Photos courtesy of Julye Newman
URI professor makes new discoveries in hydrothermal vents
Imagine being underwater in the dark, deep sea with pressures so strong our 206 bones would be crushed. While humans haven’t adapted to surviving in the deep ocean, other animals’ vision has evolved to see and some are even able to create their own source of light, bioluminescence.
“We were driven by pure exploration to learn more about this area in the ocean,” Brennan Phillips said, a professor and researcher in ocean engineering at the University of Rhode Island’s Bay Campus.
Surprisingly, humanity has only explored under five percent of the ocean, according to the National Oceanic and Atmospheric Administration (NOAA). What else might be out there? Driven by curiosity, URI’s ocean research team extensively planned their expedition to the Galapagos Islands and hopped aboard the Titanic discoverer’s, Robert Ballard, boat in pursuit of exploration. The team consisted of a chief scientist, a geologist, an expedition leader, researchers and graduate students.
“In order to work in the Galapagos at that scale you have to collaborate with someone there,” Phillips said.
Coordinating efforts to meet objectives of all groups involved is key. Projects this vast rely upon collaboration with local community members. This entailed working with the local Charles Darwin Research Station and the government of Ecuador.
“We have the ability to produce high resolution maps of the seafloor,” Phillips said .
Through producing underwater maps, the team was able to convince the government of Ecuador how worthwhile the exploration was. Furthermore, they met the Darwin Research Station’s goal of expanding the park and protecting the marine species that inhabit this region. That was the golden ticket the team needed to pursue exploration and reveal a piece of the ocean human eyes have yet to discover.
“Hydrothermal vents are known for finding interesting biology…each vent area appears to have its own ecology, its own subset of animals,” Phillips said.
You might be wondering how organisms may even survive in this type of environment; without sunlight, photosynthesis may not occur to produce nutrients. These hydrothermal vents are chemosynthetic, meaning they’re able to produce nutrients from various chemicals (i.e. sulfur, methane, iron). Bacteria may live off of these nutrients, thus allowing larger organisms to feed off of them. Impressively, the team discovered skate eggs within proximity of the hydrothermal vents.

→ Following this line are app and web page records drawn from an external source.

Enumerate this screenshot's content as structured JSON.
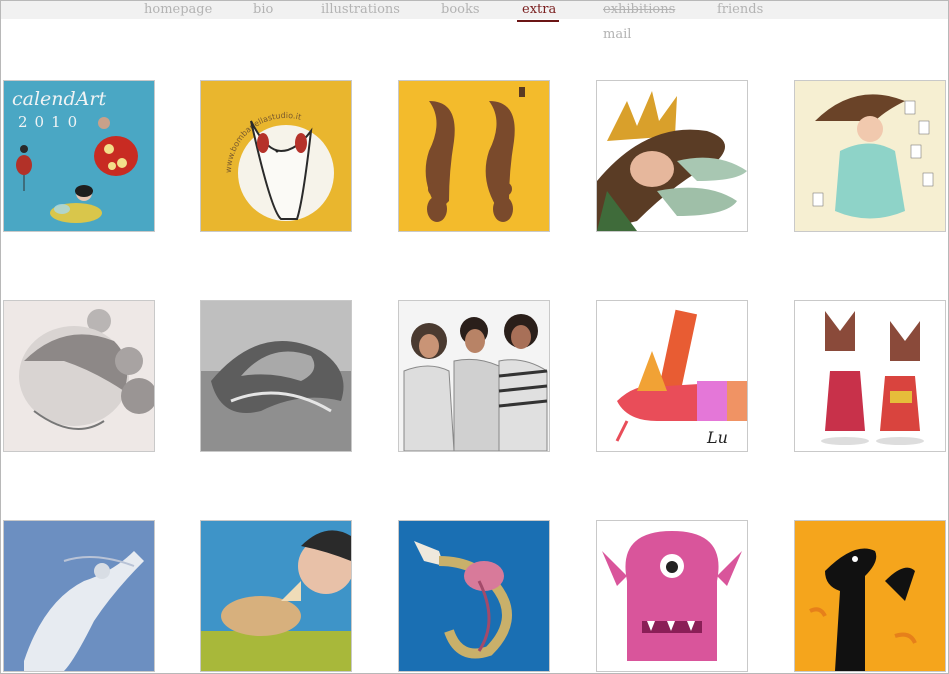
{
  "nav": {
    "items": [
      {
        "label": "homepage"
      },
      {
        "label": "bio"
      },
      {
        "label": "illustrations"
      },
      {
        "label": "books"
      },
      {
        "label": "extra"
      },
      {
        "label": "exhibitions"
      },
      {
        "label": "friends"
      },
      {
        "label": "mail"
      }
    ]
  },
  "gallery": {
    "tile1": {
      "title_text": "calendArt",
      "year_text": "2010"
    },
    "tile2": {
      "ring_text": "www.bombanellastudio.it"
    },
    "tile14": {
      "signature": "Lu"
    }
  },
  "colors": {
    "accent": "#6b1515",
    "nav_text": "#b3b3b3",
    "topbar": "#f1f1f1"
  }
}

“We started to notice these egg cases…sharks are considered ancient species and have survived for 500 million years,” said Dr. Phillips.
Even when mass extinctions have occurred, sharks persisted and survived. It’s possible they have chosen these environments because they are stable and unaffected by seasonal changes. Overall, the skates are scavenging nutrients and found a way to increase their offspring’s incubation time by trusting their eggs next to hydrothermal vents. Additional marine animals seem to prefer these unique environments.
“There are whales that seem to hang out by underwater volcanoes, why?” Phillips said.
Part of the research entails discovering new questions that lead to further exploration. Perhaps future expeditions may shed more light upon why certain animals gravitate around hydrothermal vents and underwater volcanoes.
The ocean covers 70 percent of Earth’s surface, influencing our weather, transport, fisheries and the survival of animals through oxygen production. Further exploration in waters we have yet to investigate may lead to novel discoveries.
“The ocean is regarded as a sort of bargain basement, but I don’t agree with that estimate,” Jacques Cousteau, a French ocean explorer, researcher and photographer, said. “People don’t realize that water in the liquid state is very rare in the universe. Away from earth it is usually a gas. This moisture is a blessed treasure, and it is our basic duty, if we don’t want to commit suicide, to preserve it.”